===== RECORDS FOR THIS TASK =====
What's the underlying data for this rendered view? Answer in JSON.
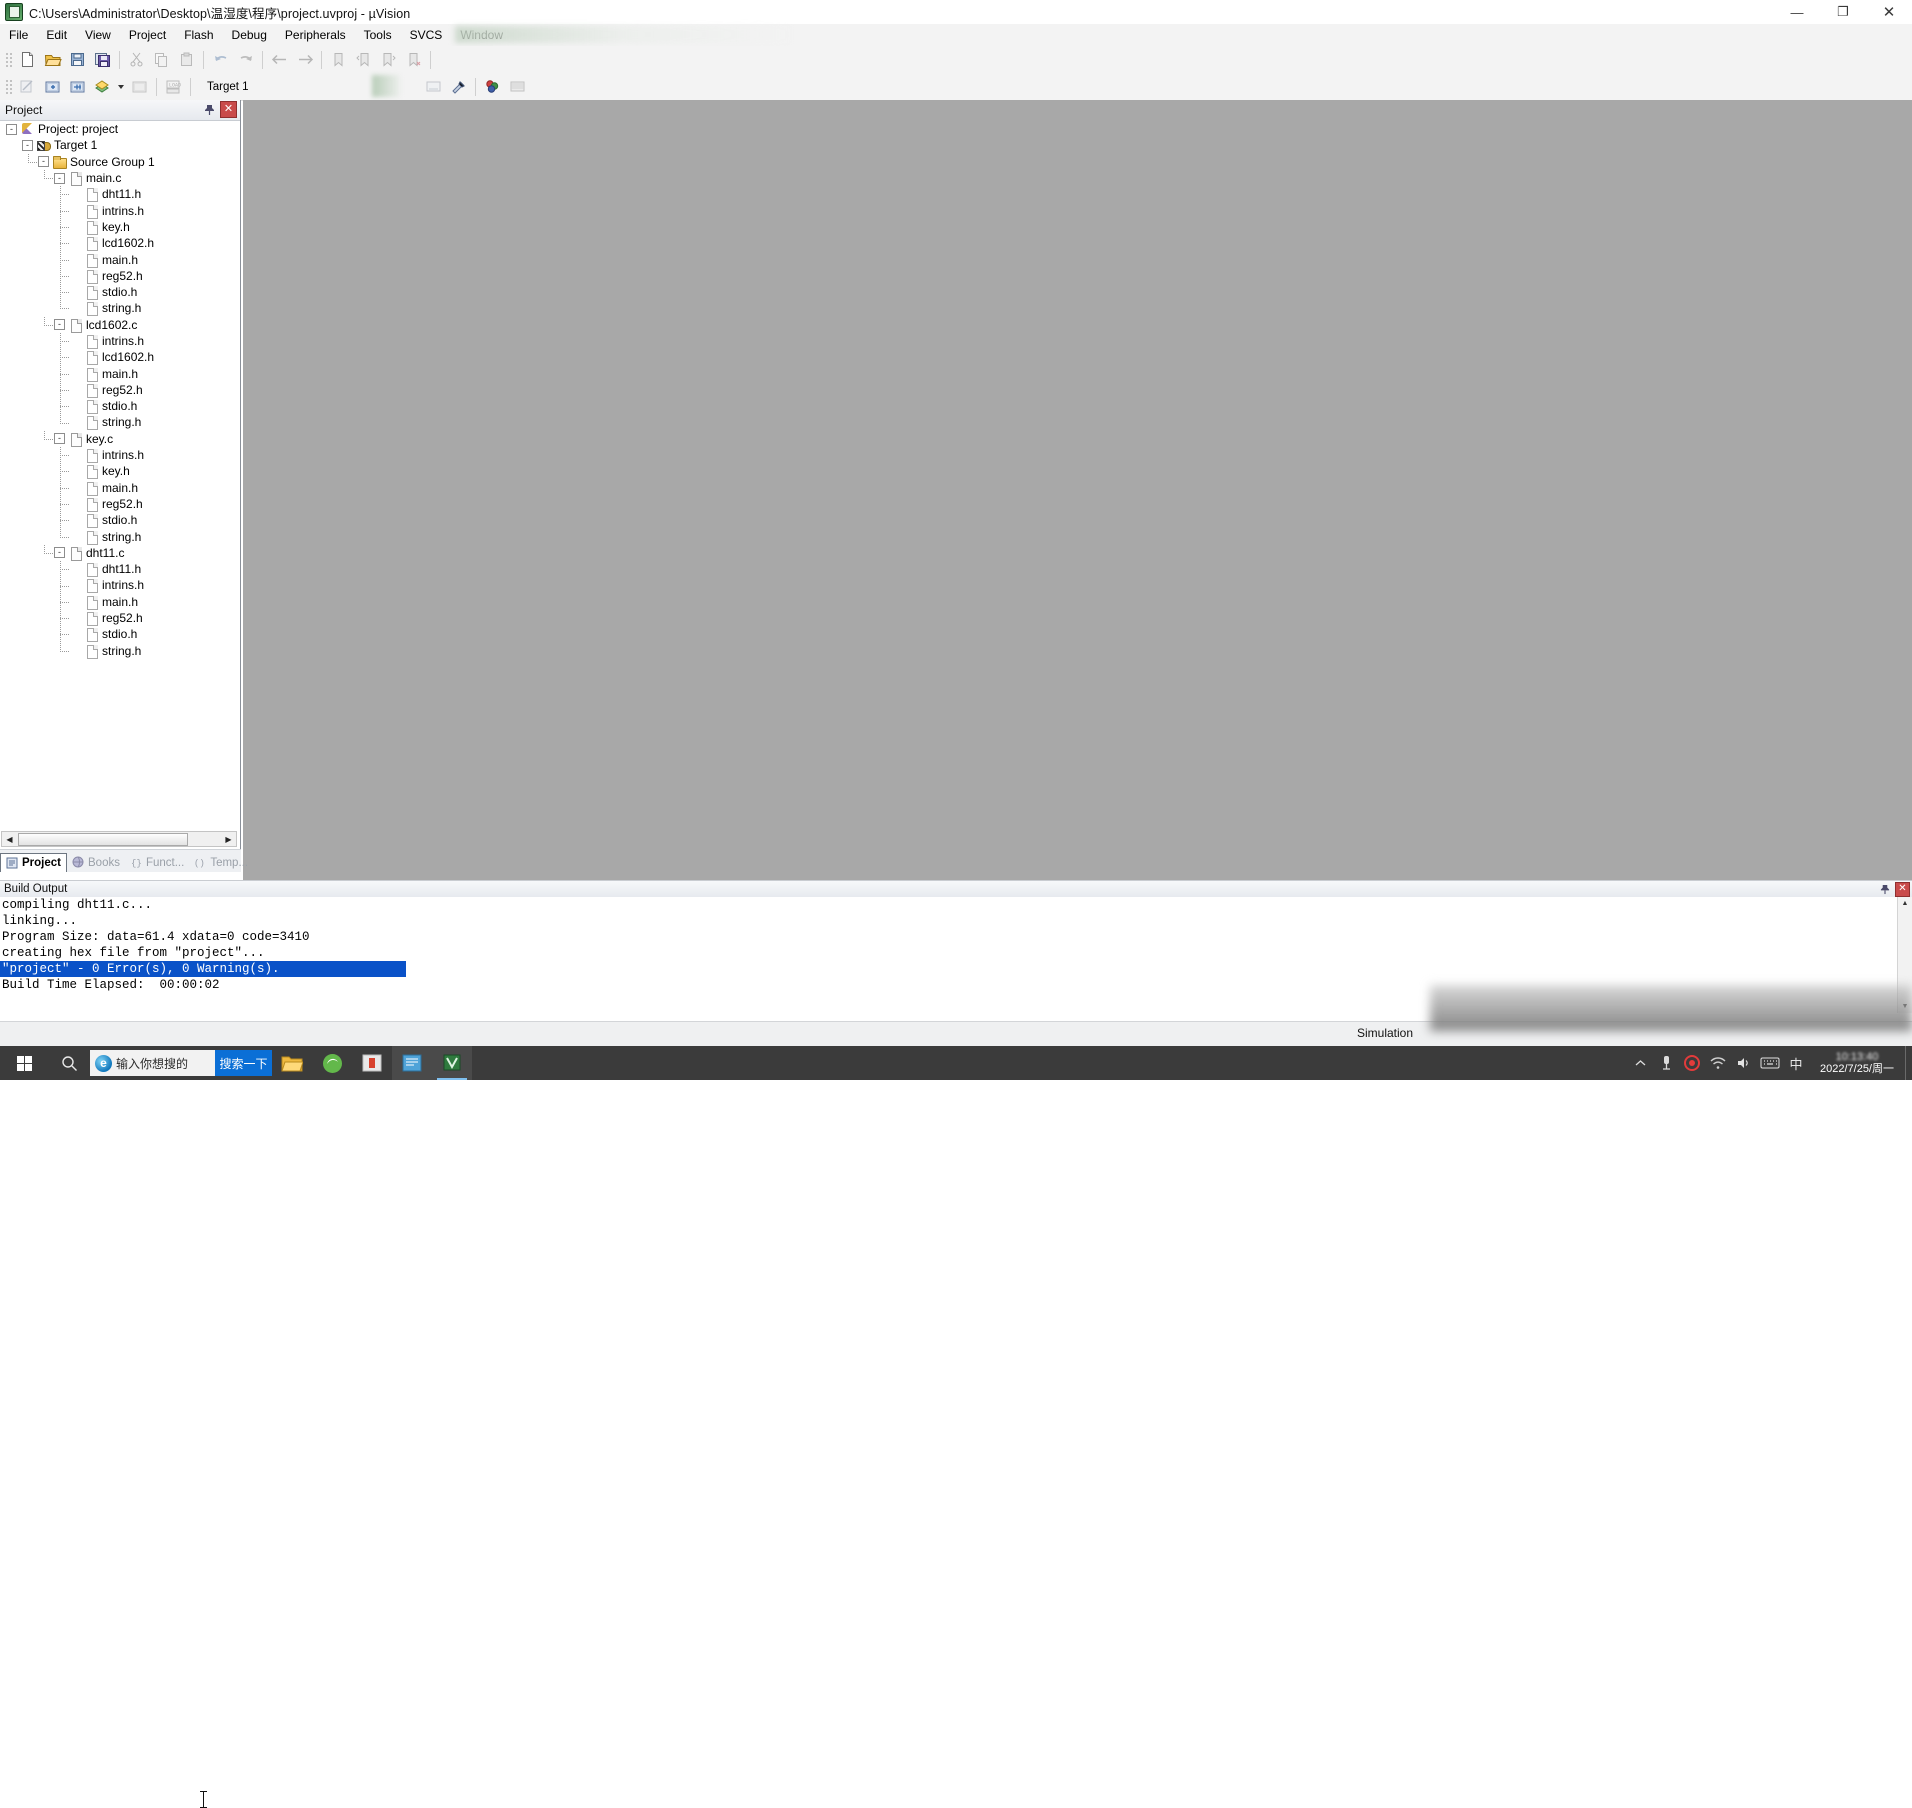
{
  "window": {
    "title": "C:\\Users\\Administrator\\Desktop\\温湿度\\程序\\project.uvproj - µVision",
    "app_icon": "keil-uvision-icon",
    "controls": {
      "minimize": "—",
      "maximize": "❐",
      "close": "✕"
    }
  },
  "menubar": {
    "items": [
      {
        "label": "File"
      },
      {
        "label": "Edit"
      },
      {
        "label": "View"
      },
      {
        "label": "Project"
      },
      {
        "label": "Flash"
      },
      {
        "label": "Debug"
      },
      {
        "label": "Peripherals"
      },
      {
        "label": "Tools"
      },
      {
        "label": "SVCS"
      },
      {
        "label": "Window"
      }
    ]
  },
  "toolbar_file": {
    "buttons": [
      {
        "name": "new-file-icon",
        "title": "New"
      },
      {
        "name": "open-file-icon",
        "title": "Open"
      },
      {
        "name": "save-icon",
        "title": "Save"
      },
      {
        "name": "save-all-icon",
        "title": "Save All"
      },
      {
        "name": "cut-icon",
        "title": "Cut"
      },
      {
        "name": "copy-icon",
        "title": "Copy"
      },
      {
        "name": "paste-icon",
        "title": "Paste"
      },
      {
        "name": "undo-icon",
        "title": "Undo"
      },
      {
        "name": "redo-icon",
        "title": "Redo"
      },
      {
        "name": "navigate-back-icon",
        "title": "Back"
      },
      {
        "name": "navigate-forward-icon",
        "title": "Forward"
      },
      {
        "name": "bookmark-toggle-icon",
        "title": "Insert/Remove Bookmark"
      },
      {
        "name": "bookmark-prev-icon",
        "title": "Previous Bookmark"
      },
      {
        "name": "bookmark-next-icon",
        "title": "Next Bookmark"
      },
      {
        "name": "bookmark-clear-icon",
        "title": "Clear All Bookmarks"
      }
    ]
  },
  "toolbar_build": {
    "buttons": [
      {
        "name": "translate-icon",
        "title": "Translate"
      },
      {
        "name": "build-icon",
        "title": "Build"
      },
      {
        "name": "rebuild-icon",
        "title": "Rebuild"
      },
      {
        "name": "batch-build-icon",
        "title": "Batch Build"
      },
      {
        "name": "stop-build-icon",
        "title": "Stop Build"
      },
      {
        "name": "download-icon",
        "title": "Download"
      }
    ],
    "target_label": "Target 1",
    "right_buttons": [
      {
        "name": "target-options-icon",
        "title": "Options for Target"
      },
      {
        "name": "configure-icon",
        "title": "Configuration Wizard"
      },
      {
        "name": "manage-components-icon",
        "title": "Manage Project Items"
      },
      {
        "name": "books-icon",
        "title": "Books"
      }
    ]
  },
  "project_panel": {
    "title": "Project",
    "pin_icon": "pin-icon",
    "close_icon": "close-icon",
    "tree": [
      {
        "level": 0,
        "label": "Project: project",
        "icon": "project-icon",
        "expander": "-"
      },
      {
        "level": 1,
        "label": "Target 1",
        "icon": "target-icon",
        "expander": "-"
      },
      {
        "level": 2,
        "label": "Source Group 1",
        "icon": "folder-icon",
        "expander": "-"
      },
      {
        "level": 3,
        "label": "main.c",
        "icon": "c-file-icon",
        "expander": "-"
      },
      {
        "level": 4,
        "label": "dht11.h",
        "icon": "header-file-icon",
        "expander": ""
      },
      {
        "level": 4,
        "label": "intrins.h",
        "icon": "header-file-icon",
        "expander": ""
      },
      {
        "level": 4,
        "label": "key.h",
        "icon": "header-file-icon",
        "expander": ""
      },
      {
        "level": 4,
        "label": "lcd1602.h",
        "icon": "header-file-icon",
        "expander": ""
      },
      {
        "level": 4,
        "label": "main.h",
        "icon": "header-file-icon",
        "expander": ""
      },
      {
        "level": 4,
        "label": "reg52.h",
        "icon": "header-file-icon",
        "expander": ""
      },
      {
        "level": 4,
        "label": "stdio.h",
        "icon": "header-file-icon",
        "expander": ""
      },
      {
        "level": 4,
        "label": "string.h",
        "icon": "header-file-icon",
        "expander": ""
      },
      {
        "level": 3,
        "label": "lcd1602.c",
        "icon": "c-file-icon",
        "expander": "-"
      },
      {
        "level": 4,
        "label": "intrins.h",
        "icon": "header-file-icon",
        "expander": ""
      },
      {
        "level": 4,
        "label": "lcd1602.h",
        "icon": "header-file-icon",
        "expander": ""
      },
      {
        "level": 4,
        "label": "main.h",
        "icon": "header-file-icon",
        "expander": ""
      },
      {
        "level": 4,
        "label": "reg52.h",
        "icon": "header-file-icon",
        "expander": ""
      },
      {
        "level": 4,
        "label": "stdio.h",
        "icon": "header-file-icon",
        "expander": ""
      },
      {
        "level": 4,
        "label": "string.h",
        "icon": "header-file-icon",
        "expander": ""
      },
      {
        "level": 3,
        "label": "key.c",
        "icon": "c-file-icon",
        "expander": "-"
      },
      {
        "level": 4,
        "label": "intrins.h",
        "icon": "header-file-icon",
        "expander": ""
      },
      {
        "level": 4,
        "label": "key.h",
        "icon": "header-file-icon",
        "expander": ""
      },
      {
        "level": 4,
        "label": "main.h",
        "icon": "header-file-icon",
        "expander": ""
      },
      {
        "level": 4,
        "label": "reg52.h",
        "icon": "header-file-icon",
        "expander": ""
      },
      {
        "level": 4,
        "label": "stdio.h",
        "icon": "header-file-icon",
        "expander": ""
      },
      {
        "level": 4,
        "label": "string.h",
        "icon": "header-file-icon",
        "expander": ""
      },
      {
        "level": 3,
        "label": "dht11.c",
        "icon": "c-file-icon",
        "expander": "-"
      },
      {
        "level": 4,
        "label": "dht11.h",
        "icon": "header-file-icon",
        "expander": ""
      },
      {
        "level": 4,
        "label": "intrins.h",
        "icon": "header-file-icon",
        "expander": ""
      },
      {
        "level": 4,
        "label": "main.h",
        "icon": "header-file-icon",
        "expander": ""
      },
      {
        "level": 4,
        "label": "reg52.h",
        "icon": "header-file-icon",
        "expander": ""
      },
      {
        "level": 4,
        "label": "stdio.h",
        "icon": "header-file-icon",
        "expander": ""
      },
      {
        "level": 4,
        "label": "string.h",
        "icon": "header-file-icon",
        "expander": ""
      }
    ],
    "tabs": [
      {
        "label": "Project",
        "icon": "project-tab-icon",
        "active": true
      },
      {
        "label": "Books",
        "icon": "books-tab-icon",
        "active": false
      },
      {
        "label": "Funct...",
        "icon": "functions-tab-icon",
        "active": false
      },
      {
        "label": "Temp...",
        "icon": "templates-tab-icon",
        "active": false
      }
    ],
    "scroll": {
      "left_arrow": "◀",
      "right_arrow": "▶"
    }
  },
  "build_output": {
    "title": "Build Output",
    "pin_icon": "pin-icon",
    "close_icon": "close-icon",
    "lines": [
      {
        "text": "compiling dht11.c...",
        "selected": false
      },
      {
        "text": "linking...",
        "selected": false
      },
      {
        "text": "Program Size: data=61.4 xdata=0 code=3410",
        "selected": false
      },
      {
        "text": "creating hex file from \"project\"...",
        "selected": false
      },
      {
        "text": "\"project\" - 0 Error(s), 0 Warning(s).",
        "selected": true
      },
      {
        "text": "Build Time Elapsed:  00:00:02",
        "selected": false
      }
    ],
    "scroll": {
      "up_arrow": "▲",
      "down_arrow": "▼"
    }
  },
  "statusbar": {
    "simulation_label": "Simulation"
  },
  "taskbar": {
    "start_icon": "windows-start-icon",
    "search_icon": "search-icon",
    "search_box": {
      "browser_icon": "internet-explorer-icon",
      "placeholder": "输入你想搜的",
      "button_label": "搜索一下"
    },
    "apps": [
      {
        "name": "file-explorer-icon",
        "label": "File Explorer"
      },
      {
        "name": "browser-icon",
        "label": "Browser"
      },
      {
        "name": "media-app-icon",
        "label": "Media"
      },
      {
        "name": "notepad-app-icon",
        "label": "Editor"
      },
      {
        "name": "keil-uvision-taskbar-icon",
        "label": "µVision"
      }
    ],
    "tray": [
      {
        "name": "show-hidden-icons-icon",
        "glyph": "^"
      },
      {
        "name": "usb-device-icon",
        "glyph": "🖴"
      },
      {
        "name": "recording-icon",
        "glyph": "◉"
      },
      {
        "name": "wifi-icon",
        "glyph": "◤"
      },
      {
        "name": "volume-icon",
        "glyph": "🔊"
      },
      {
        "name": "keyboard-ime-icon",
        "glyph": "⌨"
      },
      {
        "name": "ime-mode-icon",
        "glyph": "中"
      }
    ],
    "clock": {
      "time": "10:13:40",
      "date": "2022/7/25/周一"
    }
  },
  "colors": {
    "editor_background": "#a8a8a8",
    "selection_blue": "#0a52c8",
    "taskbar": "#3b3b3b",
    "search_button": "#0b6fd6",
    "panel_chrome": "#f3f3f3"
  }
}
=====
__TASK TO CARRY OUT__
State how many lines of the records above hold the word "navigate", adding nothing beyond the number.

__SOLUTION TO THIS TASK__
2